TE Tyler Conklin (2.0) — The No. 3 tight end, Conklin played an in-line role as a blocker in three-TE sets. Not a bulldozer. Built more as a receiving threat, but seldom used in the passing game. Played 276 snaps [26.6%]. Penalized three times, twice for holding. Caught 8 of 10 targets for 58 yards. Missed one game: the season opener due to injured ribs suffered in practice. Season-high 35 snaps came from the Vikings’ play-action heavy game plan against the Lions in Week 14.
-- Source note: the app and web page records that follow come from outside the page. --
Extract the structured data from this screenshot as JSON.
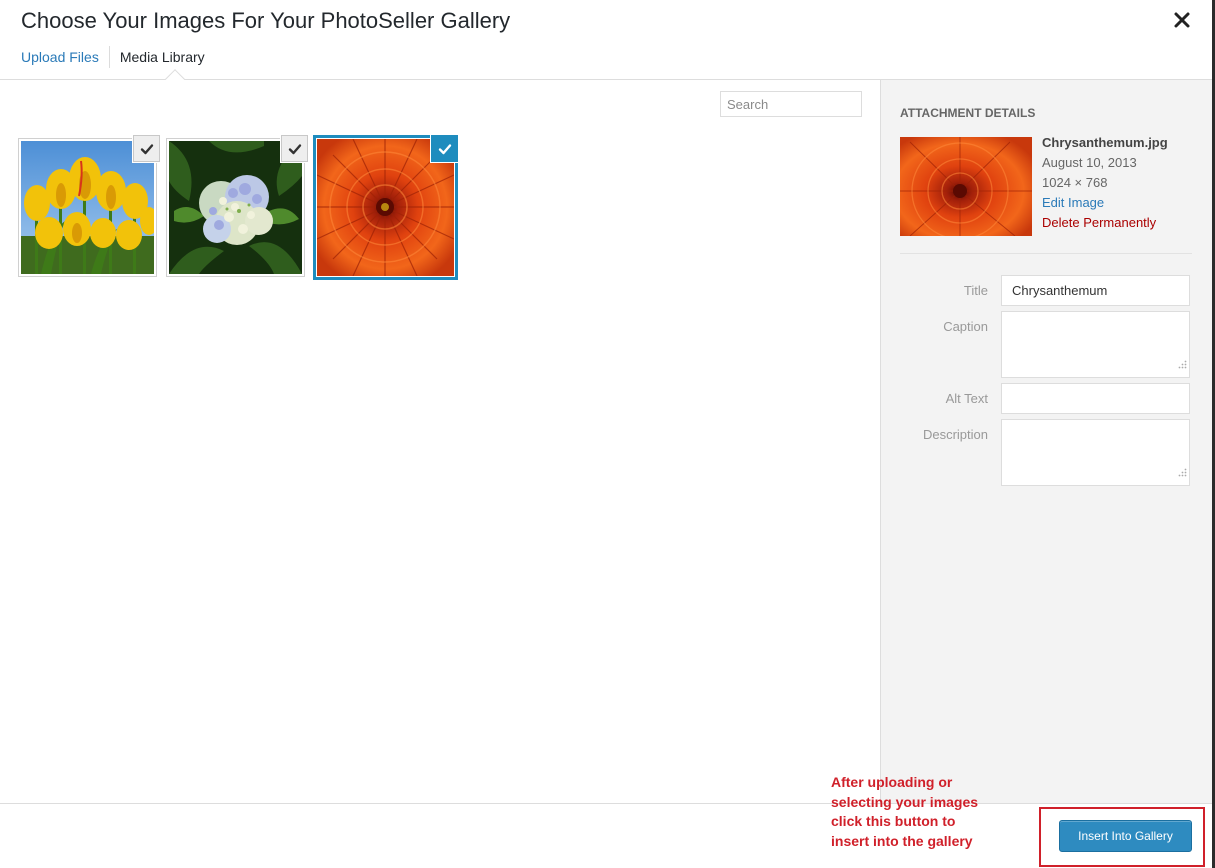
{
  "modal": {
    "title": "Choose Your Images For Your PhotoSeller Gallery",
    "close_icon": "close-icon"
  },
  "router": {
    "tabs": [
      {
        "label": "Upload Files",
        "state": "link"
      },
      {
        "label": "Media Library",
        "state": "active"
      }
    ]
  },
  "search": {
    "placeholder": "Search",
    "value": ""
  },
  "attachments": [
    {
      "name": "tulips",
      "picture": "yellow tulips",
      "checked": true,
      "selected": false
    },
    {
      "name": "hydrangeas",
      "picture": "hydrangea flowers",
      "checked": true,
      "selected": false
    },
    {
      "name": "chrysanthemum",
      "picture": "orange chrysanthemum",
      "checked": true,
      "selected": true
    }
  ],
  "details": {
    "heading": "Attachment Details",
    "filename": "Chrysanthemum.jpg",
    "date": "August 10, 2013",
    "dimensions": "1024 × 768",
    "edit_label": "Edit Image",
    "delete_label": "Delete Permanently",
    "fields": {
      "title_label": "Title",
      "title_value": "Chrysanthemum",
      "caption_label": "Caption",
      "caption_value": "",
      "alt_label": "Alt Text",
      "alt_value": "",
      "description_label": "Description",
      "description_value": ""
    }
  },
  "toolbar": {
    "insert_label": "Insert Into Gallery"
  },
  "annotation": {
    "text": "After uploading or\nselecting your images\nclick this button to\ninsert into the gallery"
  },
  "colors": {
    "accent": "#1e8cbe",
    "link": "#2a7ab8",
    "delete": "#aa0000",
    "annotation": "#d0202a",
    "button": "#2e8bc0"
  }
}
WR Alexander Hollins (1.5) — Part of the Vikings’ undrafted crop, Hollins was waived after the preseason and re-signed Sept. 12 to the practice squad following Josh Doctson’s injury. The Eastern Illinois speedster was promoted to the active roster Dec. 2 and appeared in six games. Played 71 snaps [6.9%]. Caught 2 of 5 targets for 46 yards, all in the season finale against the Bears when Hollins played a career-high 48 snaps. Played one snap in the playoffs, bobbling the deep third-down incompletion in the fourth quarter against the Saints.

WR Laquon Treadwell (1.5) — The Vikings front office tried to trade Treadwell, their 2016 first-round pick, and failed before cutting him after the preseason. Re-signed Sept. 24 after the Vikings lost Chad Beebe and Josh Doctson to injuries. Played 176 snaps [17%]. Penalized three times for holding. Caught 9 of 16 targets for 184 yards and a touchdown. Scored a career-long, 58-yard touchdown against a busted Seahawks coverage in Week 13. Fined $28,705 for a blindside block in the preseason. Pending free agent.
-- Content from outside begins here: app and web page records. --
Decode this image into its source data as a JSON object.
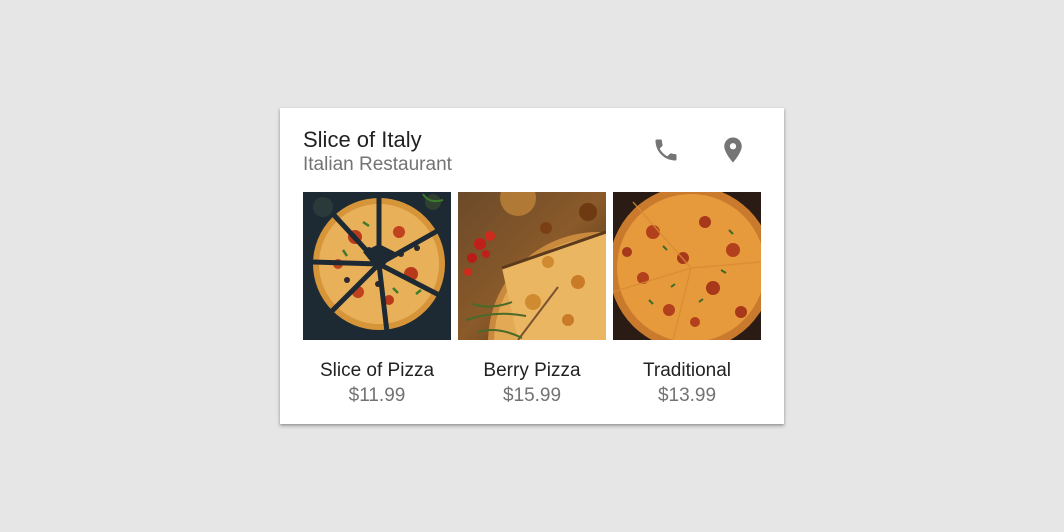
{
  "restaurant": {
    "name": "Slice of Italy",
    "category": "Italian Restaurant"
  },
  "actions": {
    "phone_icon": "phone-icon",
    "location_icon": "location-pin-icon",
    "icon_color": "#757575"
  },
  "menu_items": [
    {
      "name": "Slice of Pizza",
      "price": "$11.99",
      "image": "pizza-slices-dark-photo"
    },
    {
      "name": "Berry Pizza",
      "price": "$15.99",
      "image": "pizza-tomatoes-photo"
    },
    {
      "name": "Traditional",
      "price": "$13.99",
      "image": "pepperoni-pizza-photo"
    }
  ],
  "colors": {
    "background": "#e6e6e6",
    "card": "#ffffff",
    "primary_text": "#222222",
    "secondary_text": "#737373"
  }
}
WR Chad Beebe (N/A) — A shifty slot receiver, Beebe made the roster as the Vikings’ No. 3 option and punt returner before tearing ligaments in his ankle Week 3 against the Raiders. Played 44 snaps [4.2%]. Penalized once for an illegal block against Oakland. Caught both targets for 70 yards, including a short crossing route against the Packers he turned into a 61-yard gain. Underwent surgery in November after initially trying to recover without an operation. Returned seven punts for 46 yards, including a long of 15 yards in Green Bay.

TE David Morgan (N/A) — Fourth NFL season derailed by setbacks from a cartilage issue in his knee, an injury he played through at the end of the 2018 season. Underwent two surgeries, one sometime after June’s mandatory minicamp and another in October, and told the Star Tribune this month he’s “ahead of schedule” and confident he’ll play again next season. Morgan said he’s unsure where; his contract could toll, meaning carry over to next season after he spent the year on the Physically Unable to Perform list. Otherwise he’ll be a free agent in March.

TE Brandon Dillon (N/A) — The surprise roster spot out of the preseason, Dillon played seven snaps [0.7%] in the season opener against the Falcons. Two days later, he was waived and stashed on the practice squad. The undrafted Marian graduate (6-5, 250 pounds) is the type of blocking project coaches sought for a tight end-heavy system.

WR Davion Davis (N/A) — One of two receivers stashed on the practice squad after getting cut post preseason. The Sam Houston State product went undrafted. Twice promoted to the active roster: two snaps in his NFL debut Week 8 vs. Washington and eight special teams snaps Week 10 at Dallas. Re-signed Jan. 12 on a two-year contract.

WR Dillon Mitchell (N/A) — One of two receivers stashed on the practice squad after getting cut post preseason. The Oregon product was drafted in the seventh round (239th overall) and spent the entire season on the practice squad. Re-signed Jan. 12 on a two-year contract.